Maybe I find the whole thing so funny because Frogger 3DS looks like an incredibly unpolished game. And that's putting it nicely. I can't help but translate "First itsa Frogger..." as "Well, what do you think is unique about this game? It's Frogger; the same game you've played since the 80's. Nothing is unique about it. It's Frogger. It's Frogger. It's Frogger in 3D. It's classic Frogger gameplay. And it's Frogger."  I can't help but think that the guys behind the video interview tried their hardest to take the interview seriously. They have the mic, the camera, the clever question/challenge, and the developer of the game. The only thing they didn't count on was that Tak Fujii wouldn't take any part of this scenario very seriously. This is the kind of situation that is the result of the perfect storm of the growing games industry.  Yes, the explanation is long. But if you can imagine what it's like to think all of these things silently and instantly upon first watching the interview, you'll certainly understand why I laughed so hard.


Or maybe Tak Fujii is a bit "extreme" no matter what the context. I'll leave you with "one million troops."

"one million troops."

"one millions troops!"

Reader Comments

There are no comments for this journal entry. To create a new comment, use the form below.

PostPost a New Comment

Enter your information below to add a new comment.

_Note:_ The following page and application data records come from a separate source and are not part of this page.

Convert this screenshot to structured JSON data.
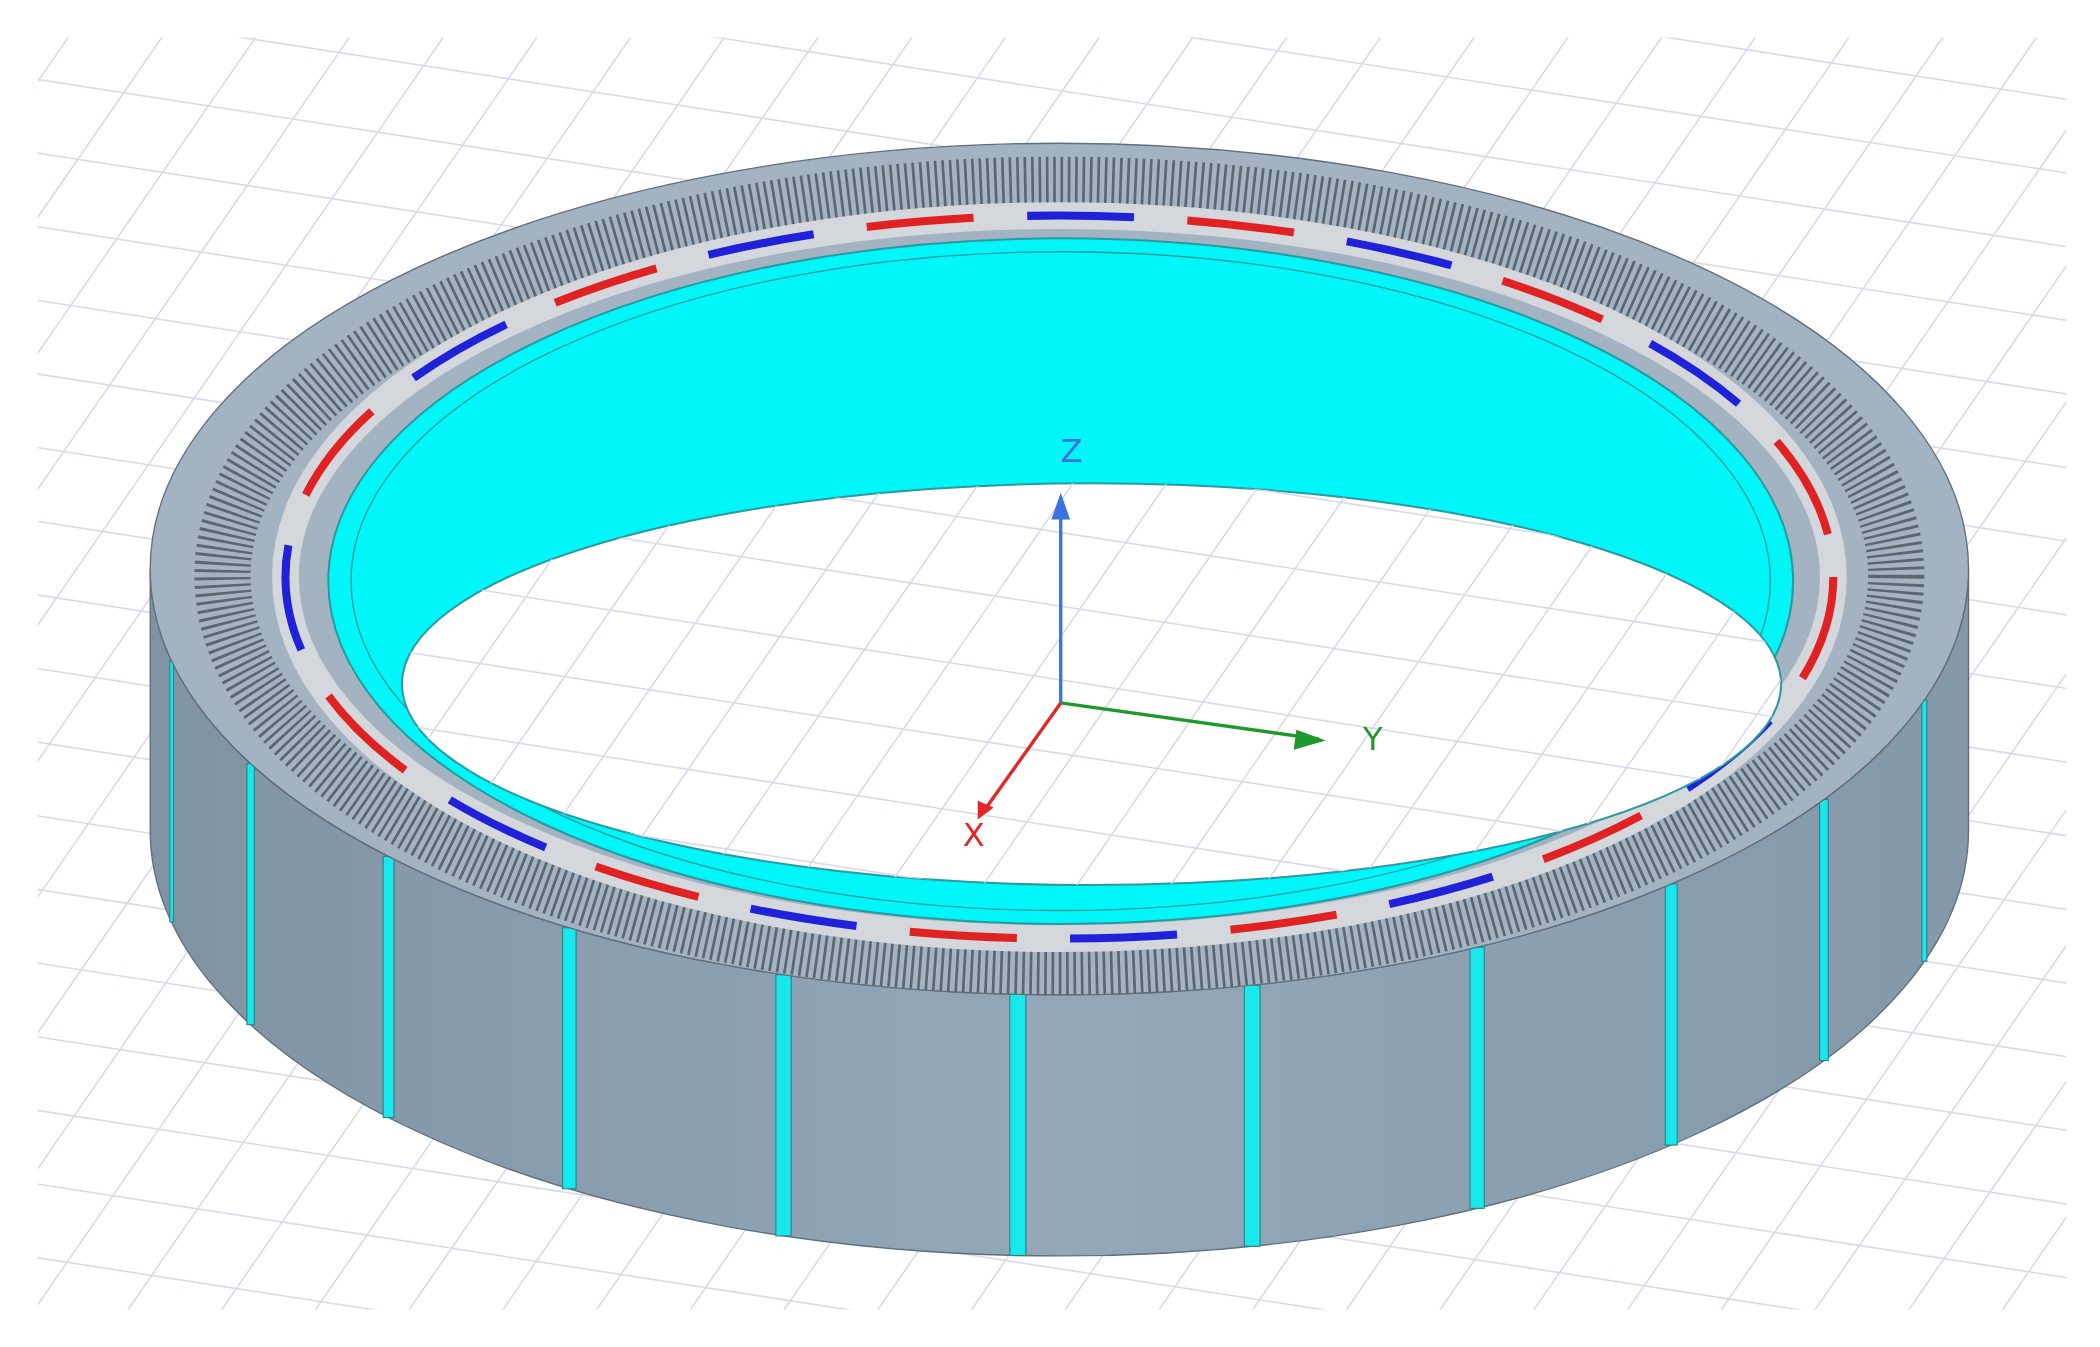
{
  "axes": [
    {
      "label": "Z",
      "color": "#3b73e0"
    },
    {
      "label": "Y",
      "color": "#1f9a2a"
    },
    {
      "label": "X",
      "color": "#e42626"
    }
  ]
}
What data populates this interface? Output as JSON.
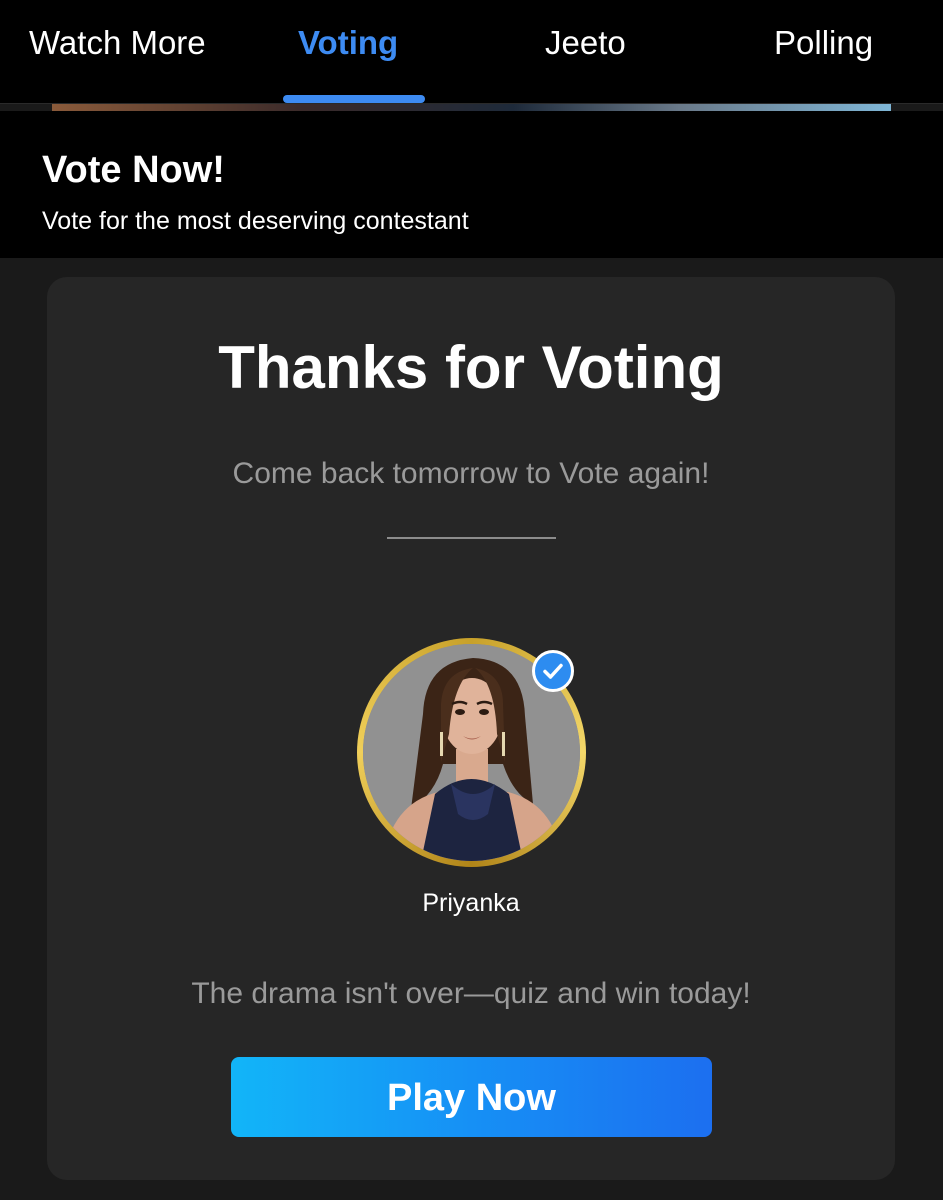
{
  "tabs": [
    {
      "label": "Watch More",
      "active": false
    },
    {
      "label": "Voting",
      "active": true
    },
    {
      "label": "Jeeto",
      "active": false
    },
    {
      "label": "Polling",
      "active": false
    }
  ],
  "header": {
    "title": "Vote Now!",
    "subtitle": "Vote for the most deserving contestant"
  },
  "card": {
    "title": "Thanks for Voting",
    "message": "Come back tomorrow to Vote again!",
    "contestant": {
      "name": "Priyanka",
      "verified_icon": "check-circle-icon"
    },
    "promo_text": "The drama isn't over—quiz and win today!",
    "cta_label": "Play Now"
  },
  "colors": {
    "accent": "#3d8bf2",
    "card_bg": "#262626",
    "muted_text": "#9a9a9a",
    "button_gradient_start": "#12b5f8",
    "button_gradient_end": "#1c6ff0",
    "avatar_ring": "#c8a12a"
  }
}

My response is on my own website »
Author Email (optional):
Author URL (optional):
Some HTML allowed: <a href="" title=""> <abbr title=""> <acronym title=""> <b> <blockquote cite=""> <code> <em> <i> <strike> <strong>